BEGIN DATA LISTING

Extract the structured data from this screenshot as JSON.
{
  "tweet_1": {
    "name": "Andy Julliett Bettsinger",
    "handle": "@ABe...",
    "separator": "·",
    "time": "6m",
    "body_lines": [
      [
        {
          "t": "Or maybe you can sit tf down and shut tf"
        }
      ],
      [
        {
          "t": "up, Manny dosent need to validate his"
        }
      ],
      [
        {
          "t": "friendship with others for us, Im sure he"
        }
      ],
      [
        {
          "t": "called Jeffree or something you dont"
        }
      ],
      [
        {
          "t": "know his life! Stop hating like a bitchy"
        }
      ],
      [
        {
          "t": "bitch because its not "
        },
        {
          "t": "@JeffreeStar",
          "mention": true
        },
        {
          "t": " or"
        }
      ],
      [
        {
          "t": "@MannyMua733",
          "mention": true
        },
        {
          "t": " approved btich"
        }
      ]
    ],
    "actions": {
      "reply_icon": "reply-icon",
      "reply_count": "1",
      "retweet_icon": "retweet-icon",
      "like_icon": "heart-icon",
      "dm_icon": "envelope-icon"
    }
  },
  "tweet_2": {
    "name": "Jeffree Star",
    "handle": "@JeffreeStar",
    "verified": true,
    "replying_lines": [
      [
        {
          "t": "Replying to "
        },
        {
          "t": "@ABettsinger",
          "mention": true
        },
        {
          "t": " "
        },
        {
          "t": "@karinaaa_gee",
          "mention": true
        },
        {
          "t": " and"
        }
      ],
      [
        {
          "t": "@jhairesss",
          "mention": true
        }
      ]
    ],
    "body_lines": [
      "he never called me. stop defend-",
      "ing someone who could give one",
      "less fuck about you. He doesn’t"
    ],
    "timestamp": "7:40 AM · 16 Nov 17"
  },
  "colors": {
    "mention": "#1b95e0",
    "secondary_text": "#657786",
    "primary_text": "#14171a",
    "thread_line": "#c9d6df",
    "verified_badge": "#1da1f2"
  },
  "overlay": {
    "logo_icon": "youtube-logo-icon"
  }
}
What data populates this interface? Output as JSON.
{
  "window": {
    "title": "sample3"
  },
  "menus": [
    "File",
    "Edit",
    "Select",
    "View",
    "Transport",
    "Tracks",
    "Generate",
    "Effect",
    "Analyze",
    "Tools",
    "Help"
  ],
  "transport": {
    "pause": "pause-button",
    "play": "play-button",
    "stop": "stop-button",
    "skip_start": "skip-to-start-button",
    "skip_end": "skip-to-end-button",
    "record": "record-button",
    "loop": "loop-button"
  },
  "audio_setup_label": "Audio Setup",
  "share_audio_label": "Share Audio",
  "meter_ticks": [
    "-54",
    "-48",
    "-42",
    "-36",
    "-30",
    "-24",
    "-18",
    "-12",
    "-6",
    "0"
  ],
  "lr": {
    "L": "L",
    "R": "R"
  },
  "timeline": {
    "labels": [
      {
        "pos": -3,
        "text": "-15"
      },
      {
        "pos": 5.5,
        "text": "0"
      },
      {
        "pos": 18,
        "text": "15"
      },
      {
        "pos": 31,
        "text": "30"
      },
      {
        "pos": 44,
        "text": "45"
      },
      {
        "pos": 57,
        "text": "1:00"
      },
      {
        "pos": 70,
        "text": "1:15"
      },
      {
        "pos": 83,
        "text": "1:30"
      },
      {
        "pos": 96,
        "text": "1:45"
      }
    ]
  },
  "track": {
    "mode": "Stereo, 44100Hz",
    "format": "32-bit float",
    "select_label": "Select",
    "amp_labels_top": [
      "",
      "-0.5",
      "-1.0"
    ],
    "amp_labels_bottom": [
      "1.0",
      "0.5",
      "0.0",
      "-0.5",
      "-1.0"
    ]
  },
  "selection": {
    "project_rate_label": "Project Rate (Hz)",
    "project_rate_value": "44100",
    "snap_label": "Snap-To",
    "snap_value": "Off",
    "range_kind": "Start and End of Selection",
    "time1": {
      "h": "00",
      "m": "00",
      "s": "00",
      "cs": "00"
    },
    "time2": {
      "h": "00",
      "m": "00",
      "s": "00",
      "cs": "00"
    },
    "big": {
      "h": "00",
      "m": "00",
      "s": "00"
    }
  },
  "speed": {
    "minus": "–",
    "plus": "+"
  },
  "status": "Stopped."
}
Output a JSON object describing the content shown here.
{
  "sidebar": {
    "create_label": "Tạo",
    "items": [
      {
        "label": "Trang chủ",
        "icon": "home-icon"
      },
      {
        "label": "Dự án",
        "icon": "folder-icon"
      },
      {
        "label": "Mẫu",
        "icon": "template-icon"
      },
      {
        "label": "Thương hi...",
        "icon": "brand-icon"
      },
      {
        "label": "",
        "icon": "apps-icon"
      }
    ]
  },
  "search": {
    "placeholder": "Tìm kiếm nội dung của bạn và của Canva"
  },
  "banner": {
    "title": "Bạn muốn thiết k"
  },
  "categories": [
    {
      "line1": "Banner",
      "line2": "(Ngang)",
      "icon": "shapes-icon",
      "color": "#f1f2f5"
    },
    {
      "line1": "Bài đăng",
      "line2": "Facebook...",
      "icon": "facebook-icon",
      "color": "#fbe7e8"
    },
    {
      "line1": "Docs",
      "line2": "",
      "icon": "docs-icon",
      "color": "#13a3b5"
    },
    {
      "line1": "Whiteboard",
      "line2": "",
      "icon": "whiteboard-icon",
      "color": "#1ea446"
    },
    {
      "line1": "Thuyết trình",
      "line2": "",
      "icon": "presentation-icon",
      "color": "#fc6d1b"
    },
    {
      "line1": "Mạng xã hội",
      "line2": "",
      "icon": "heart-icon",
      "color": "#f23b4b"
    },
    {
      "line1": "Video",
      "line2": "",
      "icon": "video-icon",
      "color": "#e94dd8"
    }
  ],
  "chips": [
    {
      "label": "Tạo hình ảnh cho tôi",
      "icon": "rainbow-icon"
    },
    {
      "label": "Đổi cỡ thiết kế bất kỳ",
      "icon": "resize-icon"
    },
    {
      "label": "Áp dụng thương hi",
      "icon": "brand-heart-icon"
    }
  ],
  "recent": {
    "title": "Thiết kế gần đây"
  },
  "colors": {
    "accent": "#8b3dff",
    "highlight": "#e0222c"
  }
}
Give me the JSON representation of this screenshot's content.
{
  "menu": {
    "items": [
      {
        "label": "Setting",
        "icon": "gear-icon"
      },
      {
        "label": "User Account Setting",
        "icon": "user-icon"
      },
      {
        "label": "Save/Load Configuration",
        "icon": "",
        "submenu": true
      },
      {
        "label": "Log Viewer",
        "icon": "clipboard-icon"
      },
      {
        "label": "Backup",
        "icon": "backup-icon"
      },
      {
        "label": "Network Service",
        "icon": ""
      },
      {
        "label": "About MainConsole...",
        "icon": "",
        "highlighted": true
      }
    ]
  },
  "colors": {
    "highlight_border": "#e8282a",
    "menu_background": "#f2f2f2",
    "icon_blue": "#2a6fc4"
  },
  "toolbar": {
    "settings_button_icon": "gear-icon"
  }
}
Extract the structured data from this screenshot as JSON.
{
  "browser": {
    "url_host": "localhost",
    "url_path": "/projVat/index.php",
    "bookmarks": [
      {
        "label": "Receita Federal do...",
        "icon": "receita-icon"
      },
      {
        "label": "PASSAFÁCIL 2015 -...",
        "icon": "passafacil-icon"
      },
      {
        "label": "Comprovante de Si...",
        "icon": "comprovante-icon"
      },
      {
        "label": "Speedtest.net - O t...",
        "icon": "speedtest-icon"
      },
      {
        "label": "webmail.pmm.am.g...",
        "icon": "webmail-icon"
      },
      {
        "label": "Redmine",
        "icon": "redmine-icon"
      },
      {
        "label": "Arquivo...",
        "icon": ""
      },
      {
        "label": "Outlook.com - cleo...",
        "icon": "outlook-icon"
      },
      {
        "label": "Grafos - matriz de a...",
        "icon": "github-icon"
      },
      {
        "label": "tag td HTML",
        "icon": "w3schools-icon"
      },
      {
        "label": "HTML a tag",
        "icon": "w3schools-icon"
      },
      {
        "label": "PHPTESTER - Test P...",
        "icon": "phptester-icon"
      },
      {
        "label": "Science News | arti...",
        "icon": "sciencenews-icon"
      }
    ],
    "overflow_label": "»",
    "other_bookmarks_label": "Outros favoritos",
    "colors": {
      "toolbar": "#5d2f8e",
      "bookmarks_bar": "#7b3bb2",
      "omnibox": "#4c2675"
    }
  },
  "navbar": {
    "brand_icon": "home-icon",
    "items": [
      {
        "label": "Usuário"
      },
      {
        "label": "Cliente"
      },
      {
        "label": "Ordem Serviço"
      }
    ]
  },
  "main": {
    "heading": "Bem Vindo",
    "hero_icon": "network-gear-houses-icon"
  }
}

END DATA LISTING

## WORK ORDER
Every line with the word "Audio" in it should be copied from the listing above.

## SOLUTION TO THIS PROBLEM
  "audio_setup_label": "Audio Setup",
  "share_audio_label": "Share Audio",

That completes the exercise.